I about 15 or 16 the first time I realized that everyone else in the world did not walk around thinking about suicide at least once a day. The revelation came after a school assembly on the subject when our class was herded into separate rooms where intimate groups of 50 or so giggling, super-sensitive teenagers were invited to play a quiet game of True Confession.
The assembly leaders asked us if any of us had ever contemplated taking her own life, and I raised my hand. I was only one dumb enough to do it. My candor earned me a private session with one of the leaders who assured me I wasn’t normal and offered me a pamphlet to a nearby church. I decided not to tell him about the coupon for the box of sleeping pills that I carried in my backpack every day. I decided not to tell anyone because I already had a few labels at that school – ugly, strange – and I wasn’t excited about adding loony tunes to the list.

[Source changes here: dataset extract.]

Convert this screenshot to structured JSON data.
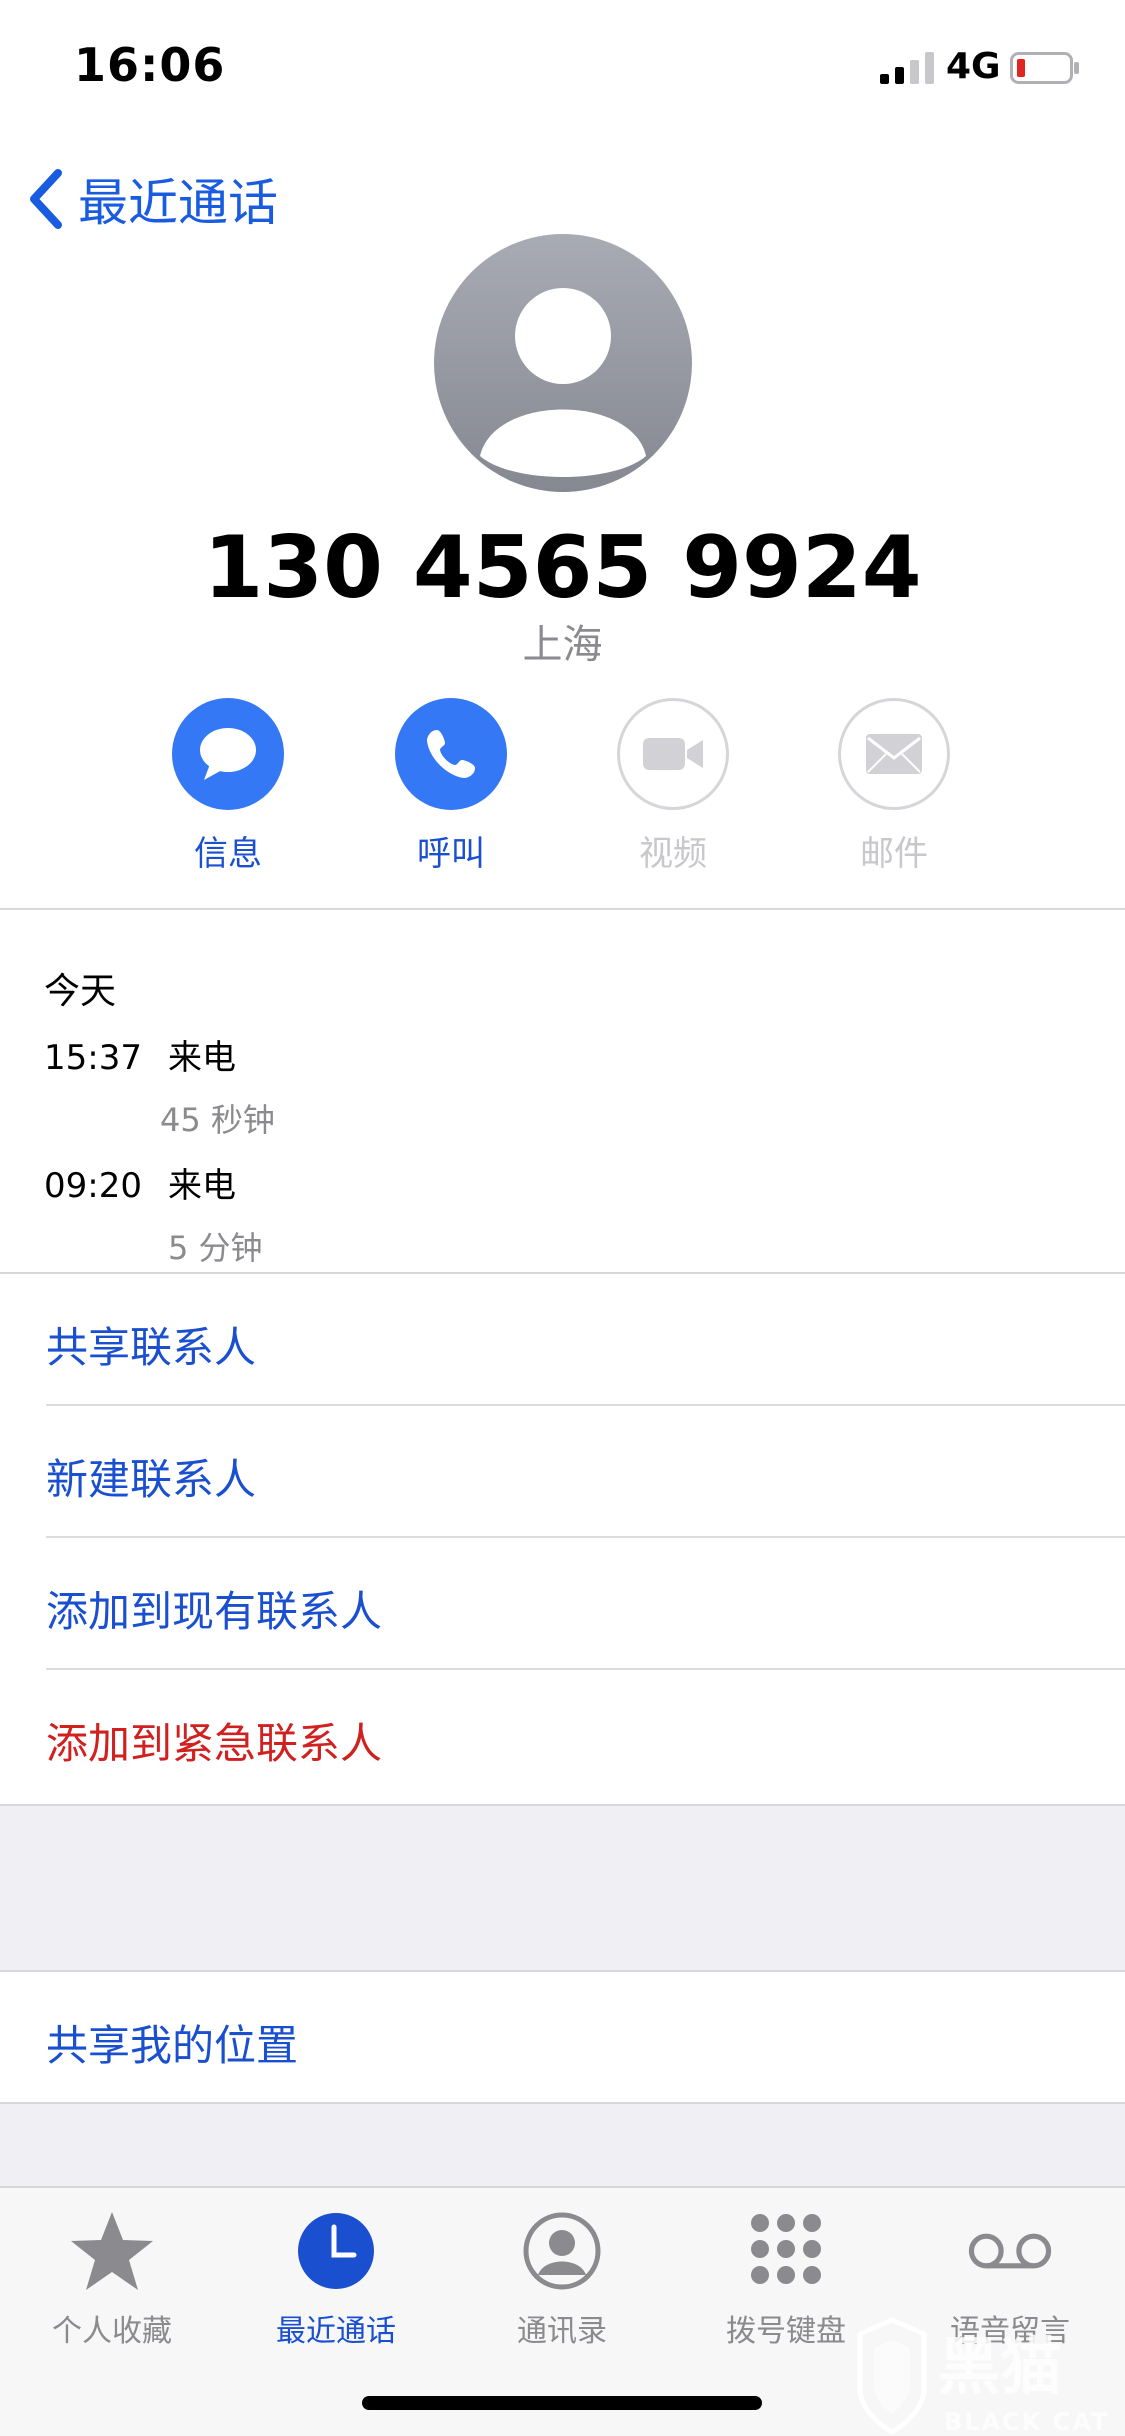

A few years and suicide attempts later a shrink helped me pin the manic-depressive (as bi-polar disorder was more commonly called back then) label on myself, but it wasn’t something I wore around in public. I was worried about being able to get a job. I was worried if I ever had kids, I wouldn’t be allowed to keep them. And I worried I’d be put on some kind of government list.
Now the State of Vermont is getting ready to do just that to people with mental illness. Under the guise of gun safety and protecting people from themselves, they have pushed a law through the senate that will put people with mental illness who have been deemed (by a court) to be a danger to themselves or others on a special FBI ‘pre-crime’ watch list of people who are not allowed to own guns , even though mentally ill people are rarely violent and many may never actually go to buy a gun.

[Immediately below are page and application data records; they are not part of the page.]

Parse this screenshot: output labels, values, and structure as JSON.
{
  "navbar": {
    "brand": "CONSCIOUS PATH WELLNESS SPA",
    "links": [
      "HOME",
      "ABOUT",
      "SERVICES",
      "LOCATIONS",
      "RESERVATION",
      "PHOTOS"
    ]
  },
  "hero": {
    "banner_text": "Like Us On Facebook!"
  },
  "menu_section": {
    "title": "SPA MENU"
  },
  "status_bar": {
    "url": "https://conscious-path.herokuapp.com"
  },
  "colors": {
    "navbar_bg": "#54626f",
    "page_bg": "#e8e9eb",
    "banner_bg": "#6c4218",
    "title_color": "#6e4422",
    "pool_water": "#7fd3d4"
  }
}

I got a little nervous when I read this.
I’ve been out about my bi-polar situation for many years. It was harder to hide it than be honest about it, but as anyone whose stood at the kitchen counter, gripping a knife during a manic episode and seeing visions of their own amputated wrist can tell you, being a danger to oneself kind of goes with the manic-depressive territory. I called a shrink the last time that happened, knowing I would find help and a medication adjustment. I do know that one thing, however, that would keep me from walking into his office and talking openly about an urge to hurt anyone (myself or anyone else) is the fear of getting on some government list. It might keep me from going at all.
Now, I’m not saying that if I walk into my shrink’s office next week and tell him that voices from the planet Crapulon have told me to kill everybody whose name ends in ’s’ that he shouldn’t report me and take steps to prevent a clear and present danger to someone else (which, by the way is already the law). He should probably help me get into an institution at that point which would certainly keep me from getting a gun.
I don’t think, however, someone who has never actually committed a crime should be put into some national pre-crime database simply because they are mentally ill and because they might one day buy a gun.
You can call me paranoid to worry about a government that has never passed a law data to prevent crime or terrorism that ended up drag-netting the private communications and records of thousands of innocent citizens into databases that kept them from getting on planes or had them erroneously detained without counsel before, if they want off the government watch list, requiring them to prove their innocence (and nobody is innocent) because they’ve been assumed guilty, but in my addle-pated mind, nothing says stigma like putting a mentally ill person into a national FBI database.
Never mind that this doesn’t keep guns out of the hands of mentally ill people living with mentally healthy people – unless we want to add them to the list. It also doesn’t keep hands out of the hands of mentally ill people who don’t seek help because they don’t trust shrinks – unless we just want to add a random 5.3 million people to the list to be on the safe side (Do you feel safer?). But it does do something. By creating a special database just for mentally ill people at the nation’s largest crime investigation organization, it is taking the first step toward classifying them (us) as criminals. Excuse me, pre-criminals. I’m not sure if that’s much better.
Belated Happy St. Patty’s Day from the Institute of Meditative Hugging
I stole this apple from the pantry a month ago. It was perfect, part of a still life contrived to resuscitate my creative life. In it’s current state, it’s a better representation that life.
It’s tax time, and that’s meant overtime for most of the winter for me and my co-workers. The kids, being nature’s perfect parasites (needy AND cute), took what they needed of our time, money and body, regardless of how busy, broke or hungry we were. The blog, however, have been showing signs of neglect, with creativity giving way to the demands of bread winning and bread serving.
Tonight was the official end of overtime, but I decided to stick to that schedule, with a few changes on the priority list.
Today, Saturday became story day with 5000 words, good or bad, hammered out. Some may see the light of day, others may end up in a drawer with the rest of my rejects. Sunday became Sunday Funny day. One cartoon every Sunday because, let’s face it, Sunday is meant for funny pages. Wednesday became HOGA because Hugging Yoga is really needed in the middle of the week. The other days became generic blogging days, but it all became part of a commitment to spend that extra time doing something that, over time will hopefully produce something that’s at least as satisfying as a slightly bigger paycheck.